(Excerpts from a dataset)

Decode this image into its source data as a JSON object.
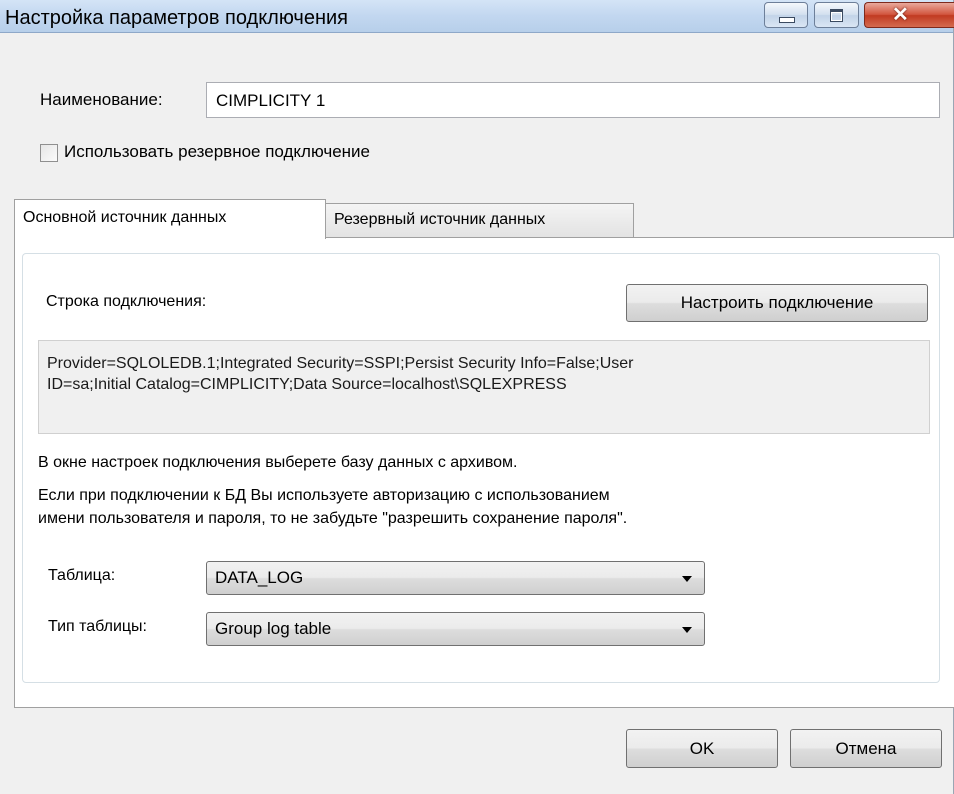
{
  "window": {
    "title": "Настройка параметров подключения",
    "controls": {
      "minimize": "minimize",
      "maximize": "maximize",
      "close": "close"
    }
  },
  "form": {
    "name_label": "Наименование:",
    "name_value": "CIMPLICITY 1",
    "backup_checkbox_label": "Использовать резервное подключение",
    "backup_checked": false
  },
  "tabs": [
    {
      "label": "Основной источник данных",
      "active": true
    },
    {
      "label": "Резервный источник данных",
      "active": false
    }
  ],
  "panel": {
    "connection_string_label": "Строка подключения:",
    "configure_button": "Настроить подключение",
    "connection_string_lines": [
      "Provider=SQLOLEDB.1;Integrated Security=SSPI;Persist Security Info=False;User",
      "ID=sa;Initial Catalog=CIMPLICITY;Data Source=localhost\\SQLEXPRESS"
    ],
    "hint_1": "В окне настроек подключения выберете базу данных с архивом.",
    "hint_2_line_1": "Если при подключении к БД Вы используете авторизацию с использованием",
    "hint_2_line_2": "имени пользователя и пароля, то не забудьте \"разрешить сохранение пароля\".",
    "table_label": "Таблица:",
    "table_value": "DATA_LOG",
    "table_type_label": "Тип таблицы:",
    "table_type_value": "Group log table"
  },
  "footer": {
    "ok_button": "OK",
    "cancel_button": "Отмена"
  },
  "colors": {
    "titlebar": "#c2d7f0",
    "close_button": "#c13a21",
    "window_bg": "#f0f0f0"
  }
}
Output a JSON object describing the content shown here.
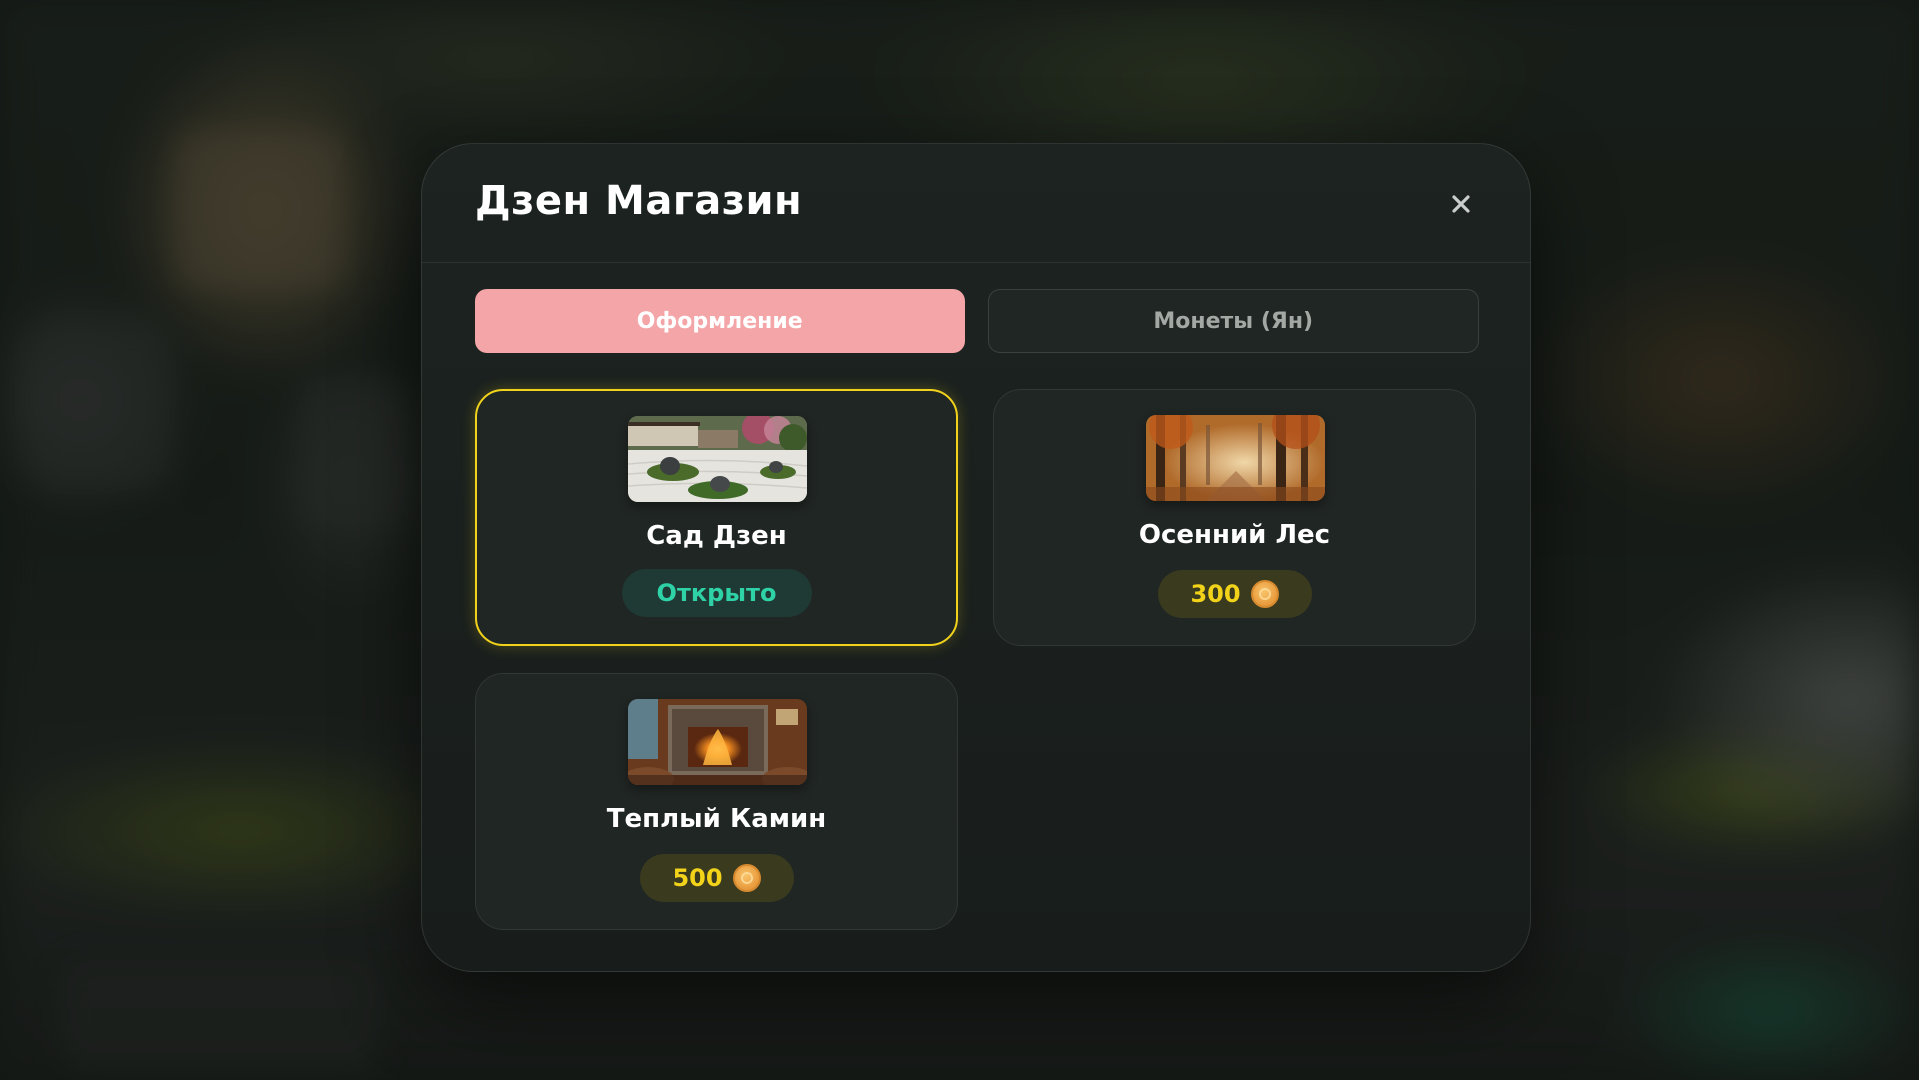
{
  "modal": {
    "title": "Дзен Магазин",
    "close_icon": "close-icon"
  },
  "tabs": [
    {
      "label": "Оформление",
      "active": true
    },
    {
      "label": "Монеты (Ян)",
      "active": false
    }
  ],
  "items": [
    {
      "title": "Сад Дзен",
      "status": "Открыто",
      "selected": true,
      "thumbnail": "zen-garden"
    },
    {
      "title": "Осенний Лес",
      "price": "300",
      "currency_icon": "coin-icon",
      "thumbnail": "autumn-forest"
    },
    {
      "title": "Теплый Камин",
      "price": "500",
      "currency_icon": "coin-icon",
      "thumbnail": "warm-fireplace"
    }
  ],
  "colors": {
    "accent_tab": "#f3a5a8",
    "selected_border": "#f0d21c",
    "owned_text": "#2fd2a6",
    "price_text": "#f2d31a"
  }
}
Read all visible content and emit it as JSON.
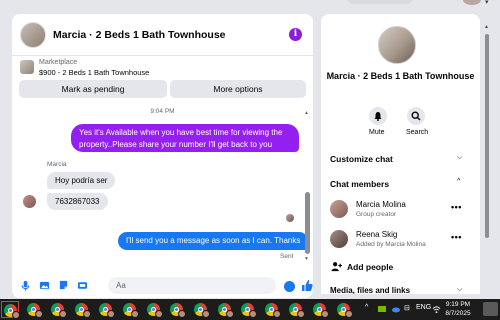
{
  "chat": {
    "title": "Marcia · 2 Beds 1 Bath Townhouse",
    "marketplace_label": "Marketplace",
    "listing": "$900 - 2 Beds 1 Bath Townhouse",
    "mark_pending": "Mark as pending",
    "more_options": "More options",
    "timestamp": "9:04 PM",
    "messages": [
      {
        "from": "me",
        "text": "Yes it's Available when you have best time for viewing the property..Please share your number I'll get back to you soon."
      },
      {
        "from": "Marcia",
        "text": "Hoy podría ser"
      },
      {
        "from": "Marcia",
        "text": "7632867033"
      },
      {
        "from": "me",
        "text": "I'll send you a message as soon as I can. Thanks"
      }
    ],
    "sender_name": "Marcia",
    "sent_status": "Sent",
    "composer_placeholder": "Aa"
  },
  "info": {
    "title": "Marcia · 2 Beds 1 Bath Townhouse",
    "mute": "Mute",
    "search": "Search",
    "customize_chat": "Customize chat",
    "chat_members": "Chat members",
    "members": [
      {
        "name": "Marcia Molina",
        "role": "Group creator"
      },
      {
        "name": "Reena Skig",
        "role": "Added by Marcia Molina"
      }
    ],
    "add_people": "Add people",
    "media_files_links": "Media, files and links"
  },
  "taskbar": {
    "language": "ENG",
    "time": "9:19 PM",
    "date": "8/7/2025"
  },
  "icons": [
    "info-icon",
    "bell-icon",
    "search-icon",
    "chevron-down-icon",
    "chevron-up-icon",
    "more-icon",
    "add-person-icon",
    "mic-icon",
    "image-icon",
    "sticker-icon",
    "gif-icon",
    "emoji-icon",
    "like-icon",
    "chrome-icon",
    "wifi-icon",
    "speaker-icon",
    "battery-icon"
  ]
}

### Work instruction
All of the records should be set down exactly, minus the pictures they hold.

### Task response
Decode this image into its source data as a JSON object.
{
  "window": {
    "title": "Настройка параметров подключения",
    "controls": {
      "minimize": "minimize",
      "maximize": "maximize",
      "close": "close"
    }
  },
  "form": {
    "name_label": "Наименование:",
    "name_value": "CIMPLICITY 1",
    "backup_checkbox_label": "Использовать резервное подключение",
    "backup_checked": false
  },
  "tabs": [
    {
      "label": "Основной источник данных",
      "active": true
    },
    {
      "label": "Резервный источник данных",
      "active": false
    }
  ],
  "panel": {
    "connection_string_label": "Строка подключения:",
    "configure_button": "Настроить подключение",
    "connection_string_lines": [
      "Provider=SQLOLEDB.1;Integrated Security=SSPI;Persist Security Info=False;User",
      "ID=sa;Initial Catalog=CIMPLICITY;Data Source=localhost\\SQLEXPRESS"
    ],
    "hint_1": "В окне настроек подключения выберете базу данных с архивом.",
    "hint_2_line_1": "Если при подключении к БД Вы используете авторизацию с использованием",
    "hint_2_line_2": "имени пользователя и пароля, то не забудьте \"разрешить сохранение пароля\".",
    "table_label": "Таблица:",
    "table_value": "DATA_LOG",
    "table_type_label": "Тип таблицы:",
    "table_type_value": "Group log table"
  },
  "footer": {
    "ok_button": "OK",
    "cancel_button": "Отмена"
  },
  "colors": {
    "titlebar": "#c2d7f0",
    "close_button": "#c13a21",
    "window_bg": "#f0f0f0"
  }
}
Output a JSON object describing the content shown here.
{
  "modal": {
    "title": "Дзен Магазин",
    "close_icon": "close-icon"
  },
  "tabs": [
    {
      "label": "Оформление",
      "active": true
    },
    {
      "label": "Монеты (Ян)",
      "active": false
    }
  ],
  "items": [
    {
      "title": "Сад Дзен",
      "status": "Открыто",
      "selected": true,
      "thumbnail": "zen-garden"
    },
    {
      "title": "Осенний Лес",
      "price": "300",
      "currency_icon": "coin-icon",
      "thumbnail": "autumn-forest"
    },
    {
      "title": "Теплый Камин",
      "price": "500",
      "currency_icon": "coin-icon",
      "thumbnail": "warm-fireplace"
    }
  ],
  "colors": {
    "accent_tab": "#f3a5a8",
    "selected_border": "#f0d21c",
    "owned_text": "#2fd2a6",
    "price_text": "#f2d31a"
  }
}
Read all visible content and emit it as JSON.
{
  "chat": {
    "title": "Marcia · 2 Beds 1 Bath Townhouse",
    "marketplace_label": "Marketplace",
    "listing": "$900 - 2 Beds 1 Bath Townhouse",
    "mark_pending": "Mark as pending",
    "more_options": "More options",
    "timestamp": "9:04 PM",
    "messages": [
      {
        "from": "me",
        "text": "Yes it's Available when you have best time for viewing the property..Please share your number I'll get back to you soon."
      },
      {
        "from": "Marcia",
        "text": "Hoy podría ser"
      },
      {
        "from": "Marcia",
        "text": "7632867033"
      },
      {
        "from": "me",
        "text": "I'll send you a message as soon as I can. Thanks"
      }
    ],
    "sender_name": "Marcia",
    "sent_status": "Sent",
    "composer_placeholder": "Aa"
  },
  "info": {
    "title": "Marcia · 2 Beds 1 Bath Townhouse",
    "mute": "Mute",
    "search": "Search",
    "customize_chat": "Customize chat",
    "chat_members": "Chat members",
    "members": [
      {
        "name": "Marcia Molina",
        "role": "Group creator"
      },
      {
        "name": "Reena Skig",
        "role": "Added by Marcia Molina"
      }
    ],
    "add_people": "Add people",
    "media_files_links": "Media, files and links"
  },
  "taskbar": {
    "language": "ENG",
    "time": "9:19 PM",
    "date": "8/7/2025"
  },
  "icons": [
    "info-icon",
    "bell-icon",
    "search-icon",
    "chevron-down-icon",
    "chevron-up-icon",
    "more-icon",
    "add-person-icon",
    "mic-icon",
    "image-icon",
    "sticker-icon",
    "gif-icon",
    "emoji-icon",
    "like-icon",
    "chrome-icon",
    "wifi-icon",
    "speaker-icon",
    "battery-icon"
  ]
}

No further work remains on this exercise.